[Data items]
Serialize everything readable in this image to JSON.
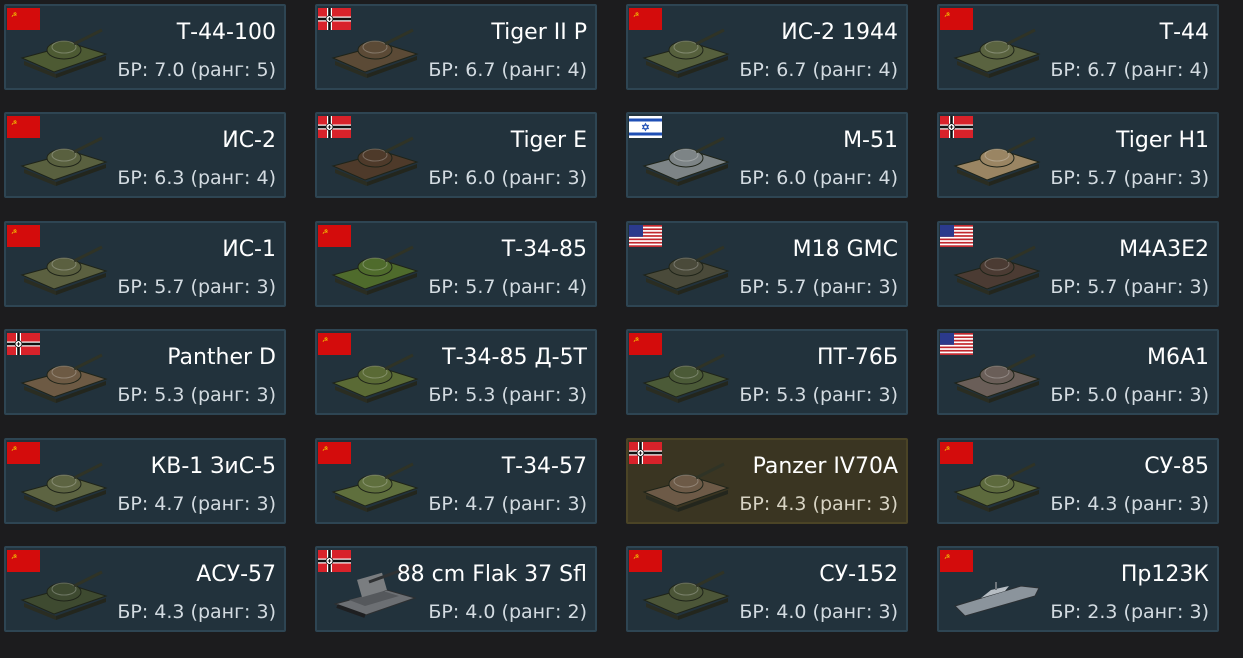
{
  "vehicles": [
    {
      "name": "Т-44-100",
      "br": "БР: 7.0 (ранг: 5)",
      "nation": "ussr",
      "kind": "tank",
      "color": "#4d5a33",
      "icon": "tank-icon"
    },
    {
      "name": "Tiger II P",
      "br": "БР: 6.7 (ранг: 4)",
      "nation": "germany",
      "kind": "tank",
      "color": "#5b4a36",
      "icon": "tank-icon"
    },
    {
      "name": "ИС-2 1944",
      "br": "БР: 6.7 (ранг: 4)",
      "nation": "ussr",
      "kind": "tank",
      "color": "#56603d",
      "icon": "tank-icon"
    },
    {
      "name": "Т-44",
      "br": "БР: 6.7 (ранг: 4)",
      "nation": "ussr",
      "kind": "tank",
      "color": "#5a6340",
      "icon": "tank-icon"
    },
    {
      "name": "ИС-2",
      "br": "БР: 6.3 (ранг: 4)",
      "nation": "ussr",
      "kind": "tank",
      "color": "#59603f",
      "icon": "tank-icon"
    },
    {
      "name": "Tiger E",
      "br": "БР: 6.0 (ранг: 3)",
      "nation": "germany",
      "kind": "tank",
      "color": "#4e3a2a",
      "icon": "tank-icon"
    },
    {
      "name": "M-51",
      "br": "БР: 6.0 (ранг: 4)",
      "nation": "israel",
      "kind": "tank",
      "color": "#7d8486",
      "icon": "tank-icon"
    },
    {
      "name": "Tiger H1",
      "br": "БР: 5.7 (ранг: 3)",
      "nation": "germany",
      "kind": "tank",
      "color": "#9a8563",
      "icon": "tank-icon"
    },
    {
      "name": "ИС-1",
      "br": "БР: 5.7 (ранг: 3)",
      "nation": "ussr",
      "kind": "tank",
      "color": "#5b6040",
      "icon": "tank-icon"
    },
    {
      "name": "Т-34-85",
      "br": "БР: 5.7 (ранг: 4)",
      "nation": "ussr",
      "kind": "tank",
      "color": "#4f6b2c",
      "icon": "tank-icon"
    },
    {
      "name": "M18 GMC",
      "br": "БР: 5.7 (ранг: 3)",
      "nation": "usa",
      "kind": "tank",
      "color": "#4a4a3a",
      "icon": "tank-icon"
    },
    {
      "name": "M4A3E2",
      "br": "БР: 5.7 (ранг: 3)",
      "nation": "usa",
      "kind": "tank",
      "color": "#4b3b33",
      "icon": "tank-icon"
    },
    {
      "name": "Panther D",
      "br": "БР: 5.3 (ранг: 3)",
      "nation": "germany",
      "kind": "tank",
      "color": "#6d5a44",
      "icon": "tank-icon"
    },
    {
      "name": "Т-34-85 Д-5Т",
      "br": "БР: 5.3 (ранг: 3)",
      "nation": "ussr",
      "kind": "tank",
      "color": "#5a6a35",
      "icon": "tank-icon"
    },
    {
      "name": "ПТ-76Б",
      "br": "БР: 5.3 (ранг: 3)",
      "nation": "ussr",
      "kind": "tank",
      "color": "#4b5a37",
      "icon": "tank-icon"
    },
    {
      "name": "M6A1",
      "br": "БР: 5.0 (ранг: 3)",
      "nation": "usa",
      "kind": "tank",
      "color": "#6a5e58",
      "icon": "tank-icon"
    },
    {
      "name": "КВ-1 ЗиС-5",
      "br": "БР: 4.7 (ранг: 3)",
      "nation": "ussr",
      "kind": "tank",
      "color": "#5d6442",
      "icon": "tank-icon"
    },
    {
      "name": "Т-34-57",
      "br": "БР: 4.7 (ранг: 3)",
      "nation": "ussr",
      "kind": "tank",
      "color": "#5f6f3d",
      "icon": "tank-icon"
    },
    {
      "name": "Panzer IV70A",
      "br": "БР: 4.3 (ранг: 3)",
      "nation": "germany",
      "kind": "tank",
      "color": "#6d5a47",
      "icon": "tank-icon",
      "highlight": true
    },
    {
      "name": "СУ-85",
      "br": "БР: 4.3 (ранг: 3)",
      "nation": "ussr",
      "kind": "tank",
      "color": "#5d6a3d",
      "icon": "tank-icon"
    },
    {
      "name": "АСУ-57",
      "br": "БР: 4.3 (ранг: 3)",
      "nation": "ussr",
      "kind": "tank",
      "color": "#3e4a30",
      "icon": "tank-icon"
    },
    {
      "name": "88 cm Flak 37 Sfl",
      "br": "БР: 4.0 (ранг: 2)",
      "nation": "germany",
      "kind": "spaa",
      "color": "#6c6f73",
      "icon": "spaa-icon"
    },
    {
      "name": "СУ-152",
      "br": "БР: 4.0 (ранг: 3)",
      "nation": "ussr",
      "kind": "tank",
      "color": "#4c5638",
      "icon": "tank-icon"
    },
    {
      "name": "Пр123К",
      "br": "БР: 2.3 (ранг: 3)",
      "nation": "ussr",
      "kind": "boat",
      "color": "#8b949c",
      "icon": "boat-icon"
    }
  ]
}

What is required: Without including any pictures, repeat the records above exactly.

Exercise answer:
Serialize everything readable in this image to JSON.
{
  "vehicles": [
    {
      "name": "Т-44-100",
      "br": "БР: 7.0 (ранг: 5)",
      "nation": "ussr",
      "kind": "tank",
      "color": "#4d5a33",
      "icon": "tank-icon"
    },
    {
      "name": "Tiger II P",
      "br": "БР: 6.7 (ранг: 4)",
      "nation": "germany",
      "kind": "tank",
      "color": "#5b4a36",
      "icon": "tank-icon"
    },
    {
      "name": "ИС-2 1944",
      "br": "БР: 6.7 (ранг: 4)",
      "nation": "ussr",
      "kind": "tank",
      "color": "#56603d",
      "icon": "tank-icon"
    },
    {
      "name": "Т-44",
      "br": "БР: 6.7 (ранг: 4)",
      "nation": "ussr",
      "kind": "tank",
      "color": "#5a6340",
      "icon": "tank-icon"
    },
    {
      "name": "ИС-2",
      "br": "БР: 6.3 (ранг: 4)",
      "nation": "ussr",
      "kind": "tank",
      "color": "#59603f",
      "icon": "tank-icon"
    },
    {
      "name": "Tiger E",
      "br": "БР: 6.0 (ранг: 3)",
      "nation": "germany",
      "kind": "tank",
      "color": "#4e3a2a",
      "icon": "tank-icon"
    },
    {
      "name": "M-51",
      "br": "БР: 6.0 (ранг: 4)",
      "nation": "israel",
      "kind": "tank",
      "color": "#7d8486",
      "icon": "tank-icon"
    },
    {
      "name": "Tiger H1",
      "br": "БР: 5.7 (ранг: 3)",
      "nation": "germany",
      "kind": "tank",
      "color": "#9a8563",
      "icon": "tank-icon"
    },
    {
      "name": "ИС-1",
      "br": "БР: 5.7 (ранг: 3)",
      "nation": "ussr",
      "kind": "tank",
      "color": "#5b6040",
      "icon": "tank-icon"
    },
    {
      "name": "Т-34-85",
      "br": "БР: 5.7 (ранг: 4)",
      "nation": "ussr",
      "kind": "tank",
      "color": "#4f6b2c",
      "icon": "tank-icon"
    },
    {
      "name": "M18 GMC",
      "br": "БР: 5.7 (ранг: 3)",
      "nation": "usa",
      "kind": "tank",
      "color": "#4a4a3a",
      "icon": "tank-icon"
    },
    {
      "name": "M4A3E2",
      "br": "БР: 5.7 (ранг: 3)",
      "nation": "usa",
      "kind": "tank",
      "color": "#4b3b33",
      "icon": "tank-icon"
    },
    {
      "name": "Panther D",
      "br": "БР: 5.3 (ранг: 3)",
      "nation": "germany",
      "kind": "tank",
      "color": "#6d5a44",
      "icon": "tank-icon"
    },
    {
      "name": "Т-34-85 Д-5Т",
      "br": "БР: 5.3 (ранг: 3)",
      "nation": "ussr",
      "kind": "tank",
      "color": "#5a6a35",
      "icon": "tank-icon"
    },
    {
      "name": "ПТ-76Б",
      "br": "БР: 5.3 (ранг: 3)",
      "nation": "ussr",
      "kind": "tank",
      "color": "#4b5a37",
      "icon": "tank-icon"
    },
    {
      "name": "M6A1",
      "br": "БР: 5.0 (ранг: 3)",
      "nation": "usa",
      "kind": "tank",
      "color": "#6a5e58",
      "icon": "tank-icon"
    },
    {
      "name": "КВ-1 ЗиС-5",
      "br": "БР: 4.7 (ранг: 3)",
      "nation": "ussr",
      "kind": "tank",
      "color": "#5d6442",
      "icon": "tank-icon"
    },
    {
      "name": "Т-34-57",
      "br": "БР: 4.7 (ранг: 3)",
      "nation": "ussr",
      "kind": "tank",
      "color": "#5f6f3d",
      "icon": "tank-icon"
    },
    {
      "name": "Panzer IV70A",
      "br": "БР: 4.3 (ранг: 3)",
      "nation": "germany",
      "kind": "tank",
      "color": "#6d5a47",
      "icon": "tank-icon",
      "highlight": true
    },
    {
      "name": "СУ-85",
      "br": "БР: 4.3 (ранг: 3)",
      "nation": "ussr",
      "kind": "tank",
      "color": "#5d6a3d",
      "icon": "tank-icon"
    },
    {
      "name": "АСУ-57",
      "br": "БР: 4.3 (ранг: 3)",
      "nation": "ussr",
      "kind": "tank",
      "color": "#3e4a30",
      "icon": "tank-icon"
    },
    {
      "name": "88 cm Flak 37 Sfl",
      "br": "БР: 4.0 (ранг: 2)",
      "nation": "germany",
      "kind": "spaa",
      "color": "#6c6f73",
      "icon": "spaa-icon"
    },
    {
      "name": "СУ-152",
      "br": "БР: 4.0 (ранг: 3)",
      "nation": "ussr",
      "kind": "tank",
      "color": "#4c5638",
      "icon": "tank-icon"
    },
    {
      "name": "Пр123К",
      "br": "БР: 2.3 (ранг: 3)",
      "nation": "ussr",
      "kind": "boat",
      "color": "#8b949c",
      "icon": "boat-icon"
    }
  ]
}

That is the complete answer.